Last week, the U.S. college admissions scandal that tarnished the reputation of the country’s most elite colleges culminated in a vote that significantly changes how schools are able to recruit students. It was the 2019 National Association for College Admission Counseling (NACAC) National Conference, and in many ways, it represented the end of an era for college admissions.
The conference, which saw people representing around 1,700 national colleges and universities gather to deliberate on issuing relating to college admissions, garnered much attention in the lead-up. After a year fraught with scandal, following an FBI sting that revealed wealthy parents are buying their children a place in top universities across the U.S., the media and the public were eager to know of the outcome of the annual conference and whether any meaningful changes would be made to eliminate the possibility of the country’s most privileged families guaranteeing their children a spot at college moving forward.
The scandal saw dozens of people, including well-known celebrities, college coaches, and one university administrator, charged by federal prosecutors for their alleged roles in a wide-ranging admissions-bribery scheme involving Yale, Stanford, and six other elite college institutions.

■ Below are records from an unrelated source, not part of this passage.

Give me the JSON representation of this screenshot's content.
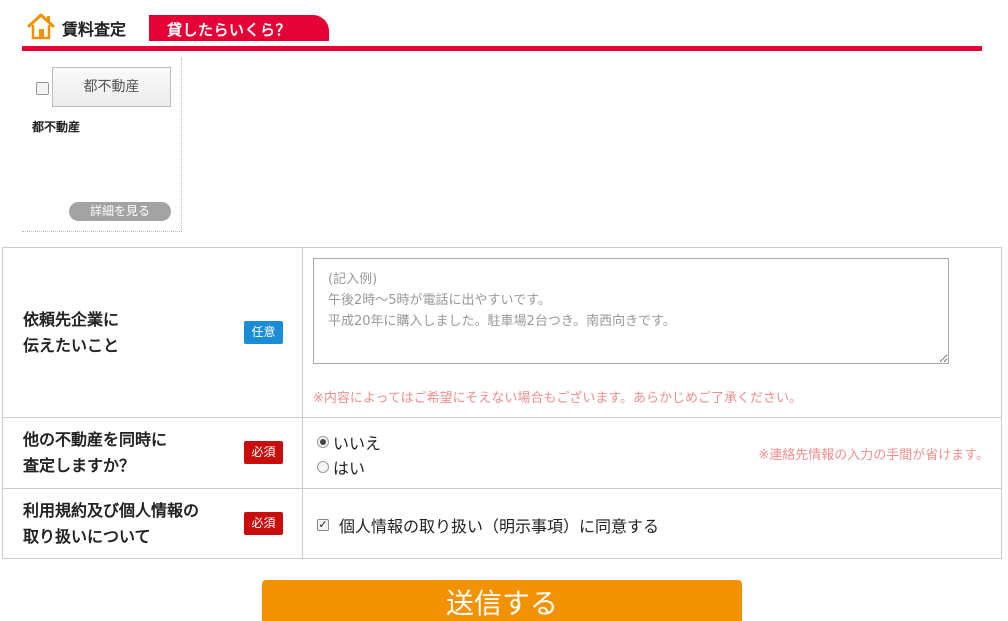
{
  "header": {
    "title": "賃料査定",
    "tag": "貸したらいくら？",
    "icon": "house-icon",
    "accent_color": "#e50036"
  },
  "property_card": {
    "checked": false,
    "thumbnail_text": "都不動産",
    "name": "都不動産",
    "detail_button": "詳細を見る"
  },
  "form": {
    "message": {
      "label": "依頼先企業に\n伝えたいこと",
      "badge": "任意",
      "placeholder": "(記入例)\n午後2時～5時が電話に出やすいです。\n平成20年に購入しました。駐車場2台つき。南西向きです。",
      "value": "",
      "note": "※内容によってはご希望にそえない場合もございます。あらかじめご了承ください。"
    },
    "other_properties": {
      "label": "他の不動産を同時に\n査定しますか？",
      "badge": "必須",
      "options": [
        {
          "label": "いいえ",
          "selected": true
        },
        {
          "label": "はい",
          "selected": false
        }
      ],
      "note": "※連絡先情報の入力の手間が省けます。"
    },
    "privacy": {
      "label": "利用規約及び個人情報の\n取り扱いについて",
      "badge": "必須",
      "checkbox_label": "個人情報の取り扱い（明示事項）に同意する",
      "checked": true
    }
  },
  "submit": {
    "label": "送信する",
    "color": "#f39200"
  }
}
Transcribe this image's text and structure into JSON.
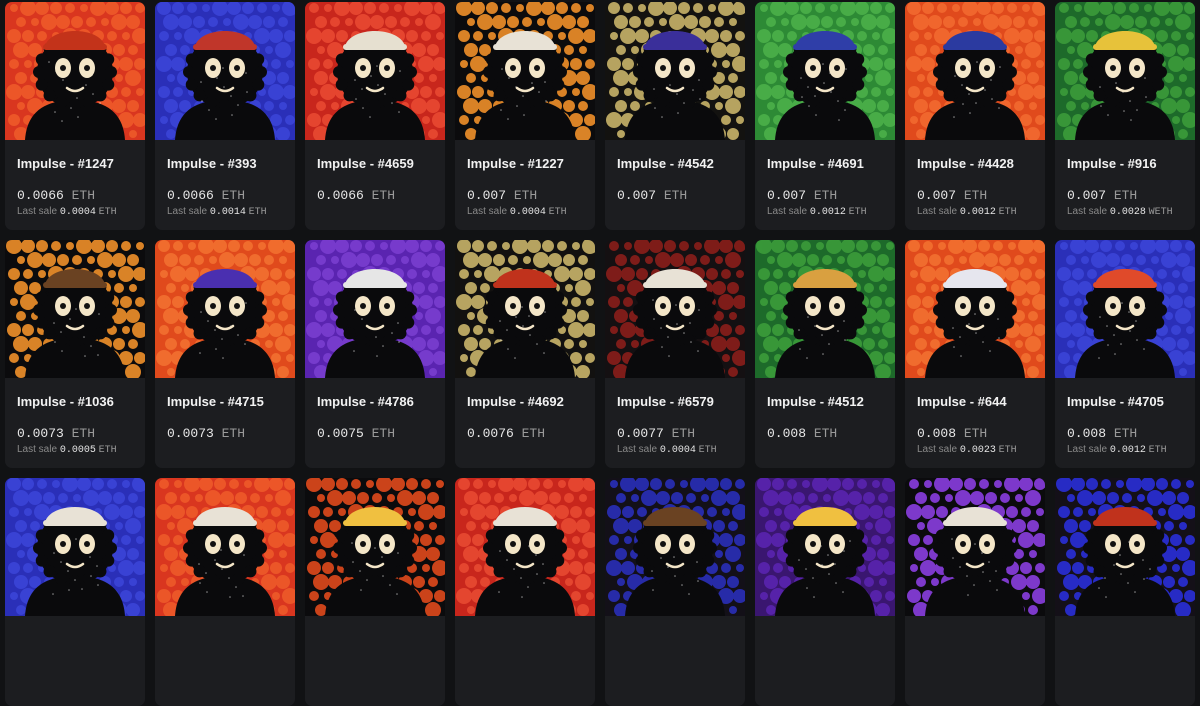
{
  "cards": [
    {
      "name": "Impulse - #1247",
      "price": "0.0066",
      "unit": "ETH",
      "last_label": "Last sale",
      "last_value": "0.0004",
      "last_unit": "ETH",
      "bg": "#d9361f",
      "dots": "#ee5a2a",
      "hat": "#c3331a"
    },
    {
      "name": "Impulse - #393",
      "price": "0.0066",
      "unit": "ETH",
      "last_label": "Last sale",
      "last_value": "0.0014",
      "last_unit": "ETH",
      "bg": "#2a2fb8",
      "dots": "#3b45d8",
      "hat": "#c0362a"
    },
    {
      "name": "Impulse - #4659",
      "price": "0.0066",
      "unit": "ETH",
      "last_label": "",
      "last_value": "",
      "last_unit": "",
      "bg": "#c8261c",
      "dots": "#e84a32",
      "hat": "#e6e0d0"
    },
    {
      "name": "Impulse - #1227",
      "price": "0.007",
      "unit": "ETH",
      "last_label": "Last sale",
      "last_value": "0.0004",
      "last_unit": "ETH",
      "bg": "#0b0b0d",
      "dots": "#f0902a",
      "hat": "#e8e2d6"
    },
    {
      "name": "Impulse - #4542",
      "price": "0.007",
      "unit": "ETH",
      "last_label": "",
      "last_value": "",
      "last_unit": "",
      "bg": "#131210",
      "dots": "#c9b46a",
      "hat": "#3a2f9a"
    },
    {
      "name": "Impulse - #4691",
      "price": "0.007",
      "unit": "ETH",
      "last_label": "Last sale",
      "last_value": "0.0012",
      "last_unit": "ETH",
      "bg": "#2d8a35",
      "dots": "#4cb04a",
      "hat": "#2f3ea8"
    },
    {
      "name": "Impulse - #4428",
      "price": "0.007",
      "unit": "ETH",
      "last_label": "Last sale",
      "last_value": "0.0012",
      "last_unit": "ETH",
      "bg": "#e04a1c",
      "dots": "#f26a30",
      "hat": "#2b3aa0"
    },
    {
      "name": "Impulse - #916",
      "price": "0.007",
      "unit": "ETH",
      "last_label": "Last sale",
      "last_value": "0.0028",
      "last_unit": "WETH",
      "bg": "#1d6a2a",
      "dots": "#3c9c3a",
      "hat": "#e7c23a"
    },
    {
      "name": "Impulse - #1036",
      "price": "0.0073",
      "unit": "ETH",
      "last_label": "Last sale",
      "last_value": "0.0005",
      "last_unit": "ETH",
      "bg": "#0b0b0d",
      "dots": "#f0902a",
      "hat": "#6a4222"
    },
    {
      "name": "Impulse - #4715",
      "price": "0.0073",
      "unit": "ETH",
      "last_label": "",
      "last_value": "",
      "last_unit": "",
      "bg": "#e04a1c",
      "dots": "#f27030",
      "hat": "#4a2fb0"
    },
    {
      "name": "Impulse - #4786",
      "price": "0.0075",
      "unit": "ETH",
      "last_label": "",
      "last_value": "",
      "last_unit": "",
      "bg": "#5a24b0",
      "dots": "#7a3ed0",
      "hat": "#e6e6e6"
    },
    {
      "name": "Impulse - #4692",
      "price": "0.0076",
      "unit": "ETH",
      "last_label": "",
      "last_value": "",
      "last_unit": "",
      "bg": "#121110",
      "dots": "#c9b46a",
      "hat": "#c0321c"
    },
    {
      "name": "Impulse - #6579",
      "price": "0.0077",
      "unit": "ETH",
      "last_label": "Last sale",
      "last_value": "0.0004",
      "last_unit": "ETH",
      "bg": "#141012",
      "dots": "#8a1e1a",
      "hat": "#e8e2d6"
    },
    {
      "name": "Impulse - #4512",
      "price": "0.008",
      "unit": "ETH",
      "last_label": "",
      "last_value": "",
      "last_unit": "",
      "bg": "#1d6a2a",
      "dots": "#3c9c3a",
      "hat": "#d9a040"
    },
    {
      "name": "Impulse - #644",
      "price": "0.008",
      "unit": "ETH",
      "last_label": "Last sale",
      "last_value": "0.0023",
      "last_unit": "ETH",
      "bg": "#e04a1c",
      "dots": "#f27030",
      "hat": "#e6e6ee"
    },
    {
      "name": "Impulse - #4705",
      "price": "0.008",
      "unit": "ETH",
      "last_label": "Last sale",
      "last_value": "0.0012",
      "last_unit": "ETH",
      "bg": "#2a2fb8",
      "dots": "#3b45d8",
      "hat": "#e04a2a"
    },
    {
      "name": "",
      "price": "",
      "unit": "",
      "last_label": "",
      "last_value": "",
      "last_unit": "",
      "bg": "#2a2fb8",
      "dots": "#3b45d8",
      "hat": "#e8e2d6"
    },
    {
      "name": "",
      "price": "",
      "unit": "",
      "last_label": "",
      "last_value": "",
      "last_unit": "",
      "bg": "#d9361f",
      "dots": "#ee5a2a",
      "hat": "#e8e2d6"
    },
    {
      "name": "",
      "price": "",
      "unit": "",
      "last_label": "",
      "last_value": "",
      "last_unit": "",
      "bg": "#0b0b0d",
      "dots": "#e04a1c",
      "hat": "#f0c040"
    },
    {
      "name": "",
      "price": "",
      "unit": "",
      "last_label": "",
      "last_value": "",
      "last_unit": "",
      "bg": "#c8261c",
      "dots": "#e84a32",
      "hat": "#e8e2d6"
    },
    {
      "name": "",
      "price": "",
      "unit": "",
      "last_label": "",
      "last_value": "",
      "last_unit": "",
      "bg": "#131018",
      "dots": "#2a2fb8",
      "hat": "#6a4222"
    },
    {
      "name": "",
      "price": "",
      "unit": "",
      "last_label": "",
      "last_value": "",
      "last_unit": "",
      "bg": "#3a1670",
      "dots": "#5a24b0",
      "hat": "#f0c040"
    },
    {
      "name": "",
      "price": "",
      "unit": "",
      "last_label": "",
      "last_value": "",
      "last_unit": "",
      "bg": "#0b0b0d",
      "dots": "#8a3ee0",
      "hat": "#e8e2d6"
    },
    {
      "name": "",
      "price": "",
      "unit": "",
      "last_label": "",
      "last_value": "",
      "last_unit": "",
      "bg": "#141018",
      "dots": "#2a2fd8",
      "hat": "#c0321c"
    }
  ]
}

A total of $5.9 million was allegedly paid, either directly or indirectly to college employees, by privileged, wealthy parents seeking to help their children get to college. But not just any college: the country’s best. The scheme was an elaborate and well thought out one: it involved a company known as “The Key” that illegally secured the admission of clients’ children to some of the U.S.’s most elite universities, by bribing officials at college-entrance examination companies to allow third parties to take the students’ tests for them. It also in some cases bribed college coaches to tell admissions that the applicant was a gifted athlete – even if they didn’t play sport – recommending they be given preferential treatment due to the potential success they could one day bring to the college through sport. The parents simply needed to hand over large sums of money over a number of years to those working within ‘the ring’ via a third party. The scandal was unsettling, uncomfortable and well-publicised, especially considering it involved some of the most well-known Hollywood actresses of today, including Desperate Housewives star Lori Loughlin.
The bribery scandal inevitably led to wider discussions about just how fair the college admissions process is and whether there is a better way of doing things. Beyond the recently exposed bribery scheme, much of what goes on in college admissions many not be illegal, but it is immoral. In what ways do donations made out to colleges differ from bribery? Is it because they are transparent? Recorded? Permitted? In 2017, it was widely reported that applicants whose families make a sizeable donation to America’s top colleges are put onto a “VIP applicant” watch list. On their file, beside their name, is a note simply saying “$500k. Must be on WL (wait list)”.
Legacy preferences aren’t much better. Having a parent who previously attended boosts the admissions chances of the children of alumni. Apparently, the acceptance rate for legacy applicants at Harvard, Yale, Princeton, Georgetown and Stanford is two to three times higher than the general admission rate. In fact. One Princeton study found that being a legacy applicant has the same impact as adding 160 SAT points to a student’s application.
In the wake of this year’s bribery scandal, as well as increasingly reported inconsistencies in the admissions process, the American public has become increasingly hostile toward higher education and its admissions processes.
Last week’s conference certainly attacked the college admissions process, but the most meaningful change to have resulted from the conference was the removal of a handful of rules from NACAC’s Code of Ethics and Professional Practices. The new rules restrict the ability to offer early-decision incentives, recruit first-year undergraduates and recruit transfer students. Those working in admissions believe that the ruling out of early-decision incentives is a step in the wrong direction, and that those incentives make it easier for students embarking on a whole new journey to prepare themselves for the changes ahead. Having a firm date by which they will know if they have been accepted into a college makes it easier, not harder.
“My college counseling friends are very nervous about the fact that although the public believes this may give young people more choice, the reality of the matter is young people also need structure, and they really function well under some of these guidelines,” said Angel Pérez, vice president for enrollment at Connecticut’s Trinity College. “We’re a little nervous about what this actually will mean for students and the public.”